Identify What Kind of Financial Advice You Need

Am I on Track?

Before you visit a potential adviser, think about your personal situation and how you'll present it. A typical couple in search of financial advice are Carol Bischoff, 63, and her husband, Dick, 70. The Bischoffs, both retirees, spend warm months in Maine and winters in Florida in two homes that are mostly paid for. They have enough in their IRAs and mutual funds, plus Social Security, to last for decades, even if they invest conservatively.

But Carol, in particular, is antsy. She recently dismissed her stockbroker when she experienced some market losses that she felt the broker could not adequately explain. With real estate values falling and living costs up, Carol seeks a generalist who can tell her whether she and Dick are on track.

How much can they afford to spend on travel and recreation? Is there a circumstance that could force them to sell either residence? Knowing those things, she and Dick could tweak their securities on their own. "We have never shown anyone the whole picture of our investments, debts, expenses and needs," says Carol.

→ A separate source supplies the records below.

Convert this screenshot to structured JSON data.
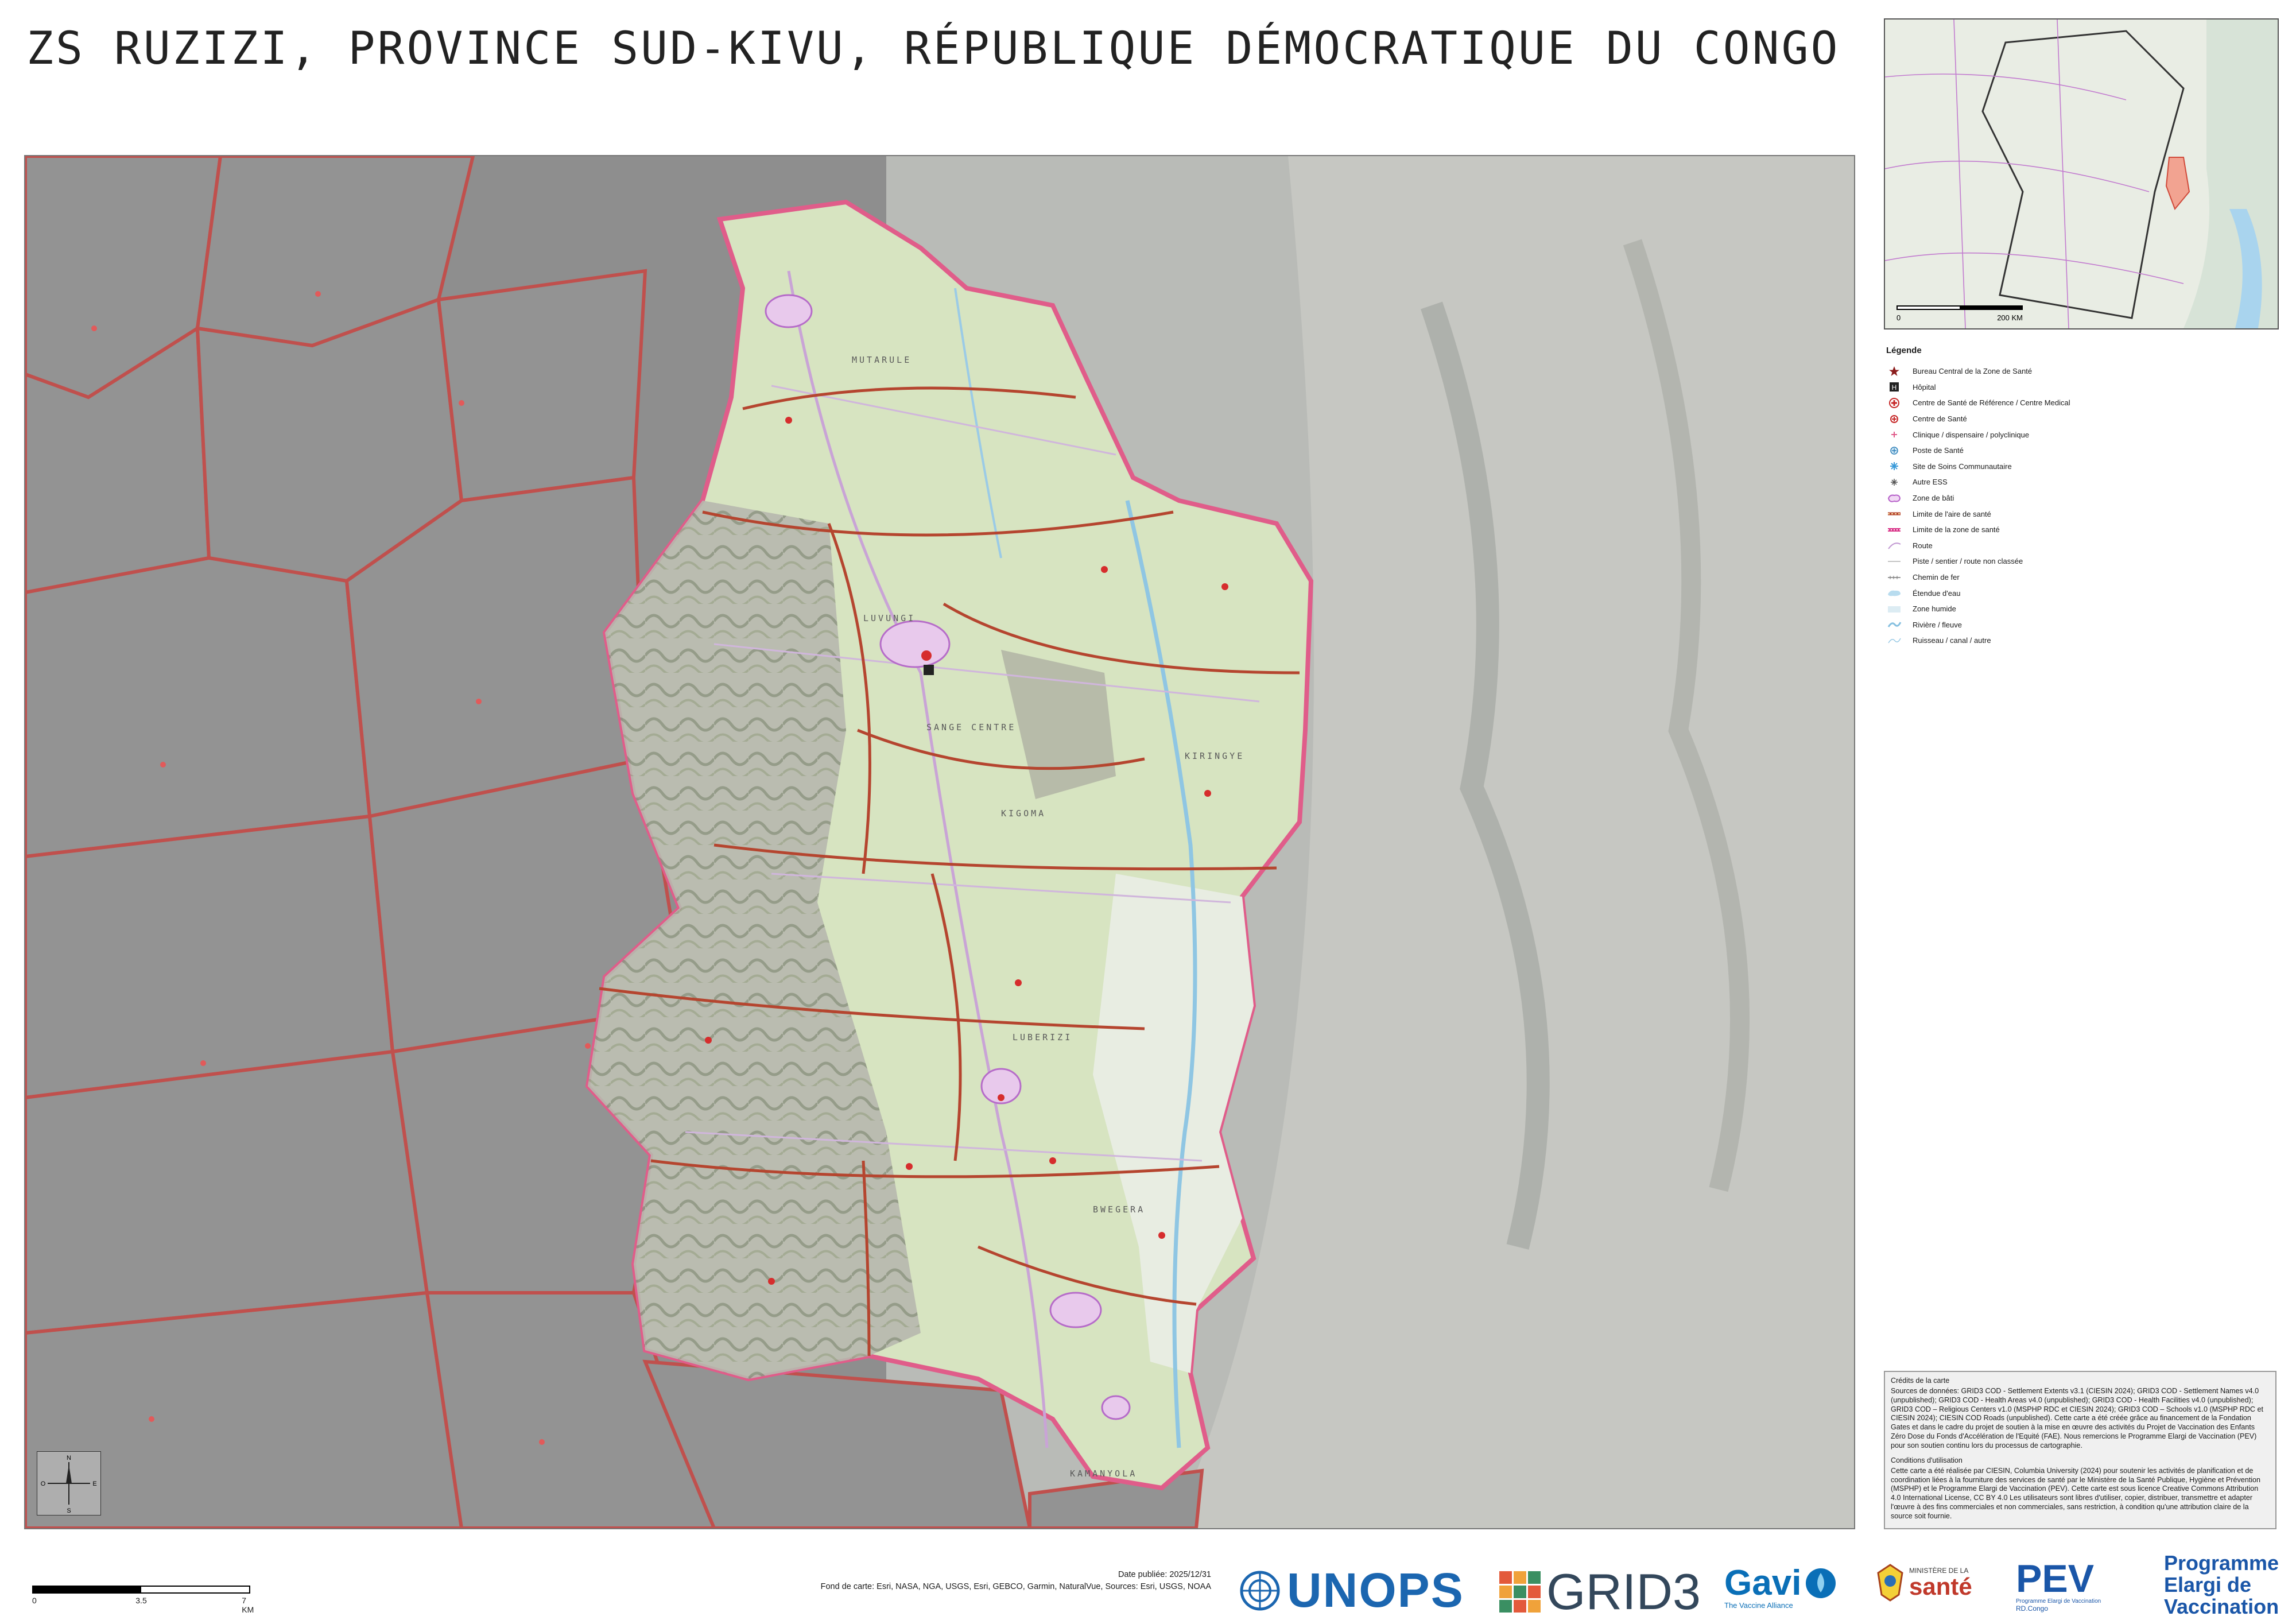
{
  "title": "ZS RUZIZI, PROVINCE SUD-KIVU, RÉPUBLIQUE DÉMOCRATIQUE DU CONGO",
  "inset": {
    "scale_zero": "0",
    "scale_label": "200 KM"
  },
  "legend": {
    "title": "Légende",
    "items": [
      {
        "label": "Bureau Central de la Zone de Santé",
        "icon": "star-icon"
      },
      {
        "label": "Hôpital",
        "icon": "hospital-icon"
      },
      {
        "label": "Centre de Santé de Référence / Centre Medical",
        "icon": "ref-center-icon"
      },
      {
        "label": "Centre de Santé",
        "icon": "health-center-icon"
      },
      {
        "label": "Clinique / dispensaire / polyclinique",
        "icon": "clinic-icon"
      },
      {
        "label": "Poste de Santé",
        "icon": "health-post-icon"
      },
      {
        "label": "Site de Soins Communautaire",
        "icon": "community-site-icon"
      },
      {
        "label": "Autre ESS",
        "icon": "other-ess-icon"
      },
      {
        "label": "Zone de bâti",
        "icon": "built-zone-icon"
      },
      {
        "label": "Limite de l'aire de santé",
        "icon": "health-area-boundary-icon"
      },
      {
        "label": "Limite de la zone de santé",
        "icon": "health-zone-boundary-icon"
      },
      {
        "label": "Route",
        "icon": "road-icon"
      },
      {
        "label": "Piste / sentier / route non classée",
        "icon": "track-icon"
      },
      {
        "label": "Chemin de fer",
        "icon": "railway-icon"
      },
      {
        "label": "Étendue d'eau",
        "icon": "water-body-icon"
      },
      {
        "label": "Zone humide",
        "icon": "wetland-icon"
      },
      {
        "label": "Rivière / fleuve",
        "icon": "river-icon"
      },
      {
        "label": "Ruisseau / canal / autre",
        "icon": "stream-icon"
      }
    ]
  },
  "credits": {
    "heading": "Crédits de la carte",
    "text": "Sources de données: GRID3 COD - Settlement Extents v3.1 (CIESIN 2024); GRID3 COD - Settlement Names v4.0 (unpublished); GRID3 COD - Health Areas v4.0 (unpublished); GRID3 COD - Health Facilities v4.0 (unpublished); GRID3 COD – Religious Centers v1.0 (MSPHP RDC et CIESIN 2024); GRID3 COD – Schools v1.0 (MSPHP RDC et CIESIN 2024); CIESIN COD Roads (unpublished). Cette carte a été créée grâce au financement de la Fondation Gates et dans le cadre du projet de soutien à la mise en œuvre des activités du Projet de Vaccination des Enfants Zéro Dose du Fonds d'Accélération de l'Equité (FAE). Nous remercions le Programme Elargi de Vaccination (PEV) pour son soutien continu lors du processus de cartographie.",
    "conditions_heading": "Conditions d'utilisation",
    "conditions_text": "Cette carte a été réalisée par CIESIN, Columbia University (2024) pour soutenir les activités de planification et de coordination liées à la fourniture des services de santé par le Ministère de la Santé Publique, Hygiène et Prévention (MSPHP) et le Programme Elargi de Vaccination (PEV). Cette carte est sous licence Creative Commons Attribution 4.0 International License, CC BY 4.0 Les utilisateurs sont libres d'utiliser, copier, distribuer, transmettre et adapter l'œuvre à des fins commerciales et non commerciales, sans restriction, à condition qu'une attribution claire de la source soit fournie."
  },
  "scale": {
    "l0": "0",
    "l1": "3.5",
    "l2": "7 KM"
  },
  "publication": {
    "date": "Date publiée: 2025/12/31",
    "basemap": "Fond de carte: Esri, NASA, NGA, USGS, Esri, GEBCO, Garmin, NaturalVue, Sources: Esri, USGS, NOAA"
  },
  "map_labels": {
    "area1": "MUTARULE",
    "area2": "LUVUNGI",
    "area3": "SANGE CENTRE",
    "area4": "KIRINGYE",
    "area5": "KIGOMA",
    "area6": "LUBERIZI",
    "area7": "BWEGERA",
    "area8": "KAMANYOLA",
    "n1": "N",
    "s1": "S",
    "e1": "E",
    "w1": "O"
  },
  "logos": {
    "unops": "UNOPS",
    "grid3": "GRID3",
    "gavi": "Gavi",
    "gavi_sub": "The Vaccine Alliance",
    "ministere_top": "MINISTÈRE DE LA",
    "ministere_main": "santé",
    "pev": "PEV",
    "pev_sub1": "Programme Elargi de Vaccination",
    "pev_sub2": "RD.Congo",
    "prog1": "Programme",
    "prog2": "Elargi de",
    "prog3": "Vaccination"
  },
  "colors": {
    "boundary": "#b5452f",
    "health_zone": "#e05d8a",
    "green": "#cfe0b4",
    "water": "#bfe0f2",
    "pev_blue": "#1a56a8",
    "unops_blue": "#1b66b0",
    "gavi_blue": "#0a6fb7"
  }
}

The Bischoffs' best fit would be a financial planner who puts emphasis on life events and goals before dissecting a portfolio. The Alliance of Cambridge Advisors) and the Kinder Institute of Life Planning are networks of advisers who have tax and investment expertise but are trained to analyze people's lives beyond the size of their bank balance. For example, a Kinder planner might tell you that your retirement contributions are inadequate -- not because your mutual fund expenses are too high but because you spend too much on clothes and entertainment.


Many people use investment setbacks as a springboard to consider -- or reconsider -- financial advice. Jerry Wahl, a 64-year-old pharmacist from Dickinson, N.D., is unhappy because his $300,000 IRA is down about 8% in 2008 and has gained a total of 23% since he signed up for Fidelity's portfolio-management service, for which he pays 1% a year, in June 2004.

Since then, Fidelity's Freedom 2010 fund has returned a total of 24%. "I'm thinking I could just invest in a Freedom fund and save the $3,000 a year in advisory fees," says Wahl.

Wahl may be on to something. His assortment of funds, selected in concert with his Fidelity adviser, is extremely aggressive for an investor who expects to begin withdrawing money in two years. Fidelity Freedom 2010, which has half of its assets in bonds and cash, is a much more appropriate choice. In return for his $3,000, Wahl gets two or three consultations a year, but he's not impressed. He might be better served by paying $150 an hour for ad hoc advice when he feels he needs it. Or he could simply do some research himself -- for free.